Less is more, and that holds true especially for Warli art. The rustic, minimalist yet eye-catching painting style has more to offer than what meets the eye. Here are some facts you wouldn’t know about the art form-
The art form originated around 3000 BC
Historians believe the Warli tradition traces back as far as the Neolithic period from 2500 BC to 3000 BC. Women are mainly engaged in the creation of these paintings.
It derives its name from a tribe in Maharashtra
Warli is the name of the largest tribe found on the northern outskirts of Mumbai, in Western India. Despite being in such close proximity of the largest metropolis in India, Warli tribesmen shun all influences of modern urbanization.
They look like stick figures, but are they?
Though popularly known as stick figures, it would be interesting to note that there aren’t any straight lines used in Warli paintings. They are usually crooked lines, dots, circles and triangles. Human and animal bodies are represented by two triangles joined at the tip. Their precarious equilibrium symbolizes the balance of the universe.
Warli paintings hey can be recognized by the fact that they are painted on an austere mud base using one color, white, with occasional dots in red and yellow. This colour is obtained from grounding rice into white powder.

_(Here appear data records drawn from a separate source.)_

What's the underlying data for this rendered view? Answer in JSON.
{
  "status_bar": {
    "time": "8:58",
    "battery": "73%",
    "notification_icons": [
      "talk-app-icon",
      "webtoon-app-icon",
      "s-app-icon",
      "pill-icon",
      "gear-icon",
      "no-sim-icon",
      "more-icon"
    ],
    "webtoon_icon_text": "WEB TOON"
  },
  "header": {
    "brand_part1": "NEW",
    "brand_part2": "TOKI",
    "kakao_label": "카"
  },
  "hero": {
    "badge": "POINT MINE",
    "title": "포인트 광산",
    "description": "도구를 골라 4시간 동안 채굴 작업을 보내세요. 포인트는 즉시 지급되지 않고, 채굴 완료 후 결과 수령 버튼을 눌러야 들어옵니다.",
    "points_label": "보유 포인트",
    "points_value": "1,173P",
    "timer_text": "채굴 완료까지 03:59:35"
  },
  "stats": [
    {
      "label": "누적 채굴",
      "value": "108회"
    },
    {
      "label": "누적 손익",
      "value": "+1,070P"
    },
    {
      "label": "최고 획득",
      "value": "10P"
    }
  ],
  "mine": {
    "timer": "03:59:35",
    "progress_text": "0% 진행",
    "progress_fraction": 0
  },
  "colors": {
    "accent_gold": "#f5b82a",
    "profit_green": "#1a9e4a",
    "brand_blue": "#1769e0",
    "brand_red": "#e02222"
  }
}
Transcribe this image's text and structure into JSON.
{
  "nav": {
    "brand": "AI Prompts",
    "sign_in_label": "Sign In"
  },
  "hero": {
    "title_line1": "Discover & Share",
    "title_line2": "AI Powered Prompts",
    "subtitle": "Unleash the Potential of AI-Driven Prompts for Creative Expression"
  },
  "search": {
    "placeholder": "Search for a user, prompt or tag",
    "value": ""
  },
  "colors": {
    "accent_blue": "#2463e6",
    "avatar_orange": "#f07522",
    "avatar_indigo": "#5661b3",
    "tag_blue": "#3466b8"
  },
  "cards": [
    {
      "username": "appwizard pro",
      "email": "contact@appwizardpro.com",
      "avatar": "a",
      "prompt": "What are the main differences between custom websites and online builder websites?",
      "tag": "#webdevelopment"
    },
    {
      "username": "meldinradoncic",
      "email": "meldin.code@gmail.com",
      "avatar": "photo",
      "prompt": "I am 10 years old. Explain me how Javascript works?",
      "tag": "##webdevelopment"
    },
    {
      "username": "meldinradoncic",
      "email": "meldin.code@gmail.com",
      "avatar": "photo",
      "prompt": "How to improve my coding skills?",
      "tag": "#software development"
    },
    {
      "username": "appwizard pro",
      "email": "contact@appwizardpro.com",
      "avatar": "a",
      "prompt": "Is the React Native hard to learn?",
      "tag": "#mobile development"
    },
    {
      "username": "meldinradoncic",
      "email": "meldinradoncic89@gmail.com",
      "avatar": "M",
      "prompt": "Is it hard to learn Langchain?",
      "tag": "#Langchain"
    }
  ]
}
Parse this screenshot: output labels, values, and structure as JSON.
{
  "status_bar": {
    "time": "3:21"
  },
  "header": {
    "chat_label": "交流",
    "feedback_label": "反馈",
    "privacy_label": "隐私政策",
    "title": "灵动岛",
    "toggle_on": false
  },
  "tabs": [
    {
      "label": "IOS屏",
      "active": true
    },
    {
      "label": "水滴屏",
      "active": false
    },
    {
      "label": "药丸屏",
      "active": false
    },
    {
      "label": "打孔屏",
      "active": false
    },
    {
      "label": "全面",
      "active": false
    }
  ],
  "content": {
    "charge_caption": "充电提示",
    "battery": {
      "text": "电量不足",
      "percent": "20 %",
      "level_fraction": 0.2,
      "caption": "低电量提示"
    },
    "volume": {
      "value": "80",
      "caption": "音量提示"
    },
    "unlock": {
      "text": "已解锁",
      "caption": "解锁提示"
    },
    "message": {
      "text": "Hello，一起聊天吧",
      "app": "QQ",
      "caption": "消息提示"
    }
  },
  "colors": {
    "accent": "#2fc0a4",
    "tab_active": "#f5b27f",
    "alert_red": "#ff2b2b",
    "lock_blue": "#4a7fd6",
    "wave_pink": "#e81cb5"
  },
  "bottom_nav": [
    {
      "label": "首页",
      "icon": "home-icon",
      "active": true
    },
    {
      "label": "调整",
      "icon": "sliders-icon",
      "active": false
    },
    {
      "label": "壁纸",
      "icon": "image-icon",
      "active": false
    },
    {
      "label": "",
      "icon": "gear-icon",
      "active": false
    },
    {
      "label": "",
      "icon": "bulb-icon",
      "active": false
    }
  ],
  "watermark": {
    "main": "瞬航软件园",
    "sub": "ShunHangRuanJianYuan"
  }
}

The sobriety of the painting style is offset by the ebullience of their content
The central motifs of these paintings portray scenes of hunting, fishing and farming, festivals and dances, trees and animals. Apart from ritualistic paintings, other Warli paintings cover day-to-day activities of the village folk. One of the important aspects of most Warli paintings is the “Tarpa dance” – the tarpa is a trumpet-like instrument, which is played in turns by different men. While the music plays, men and women join their hands and move in circles around the tarpa players. This circle of the dancers is also symbolic of the circle of life.
Cover photo courtesy: Studypage.in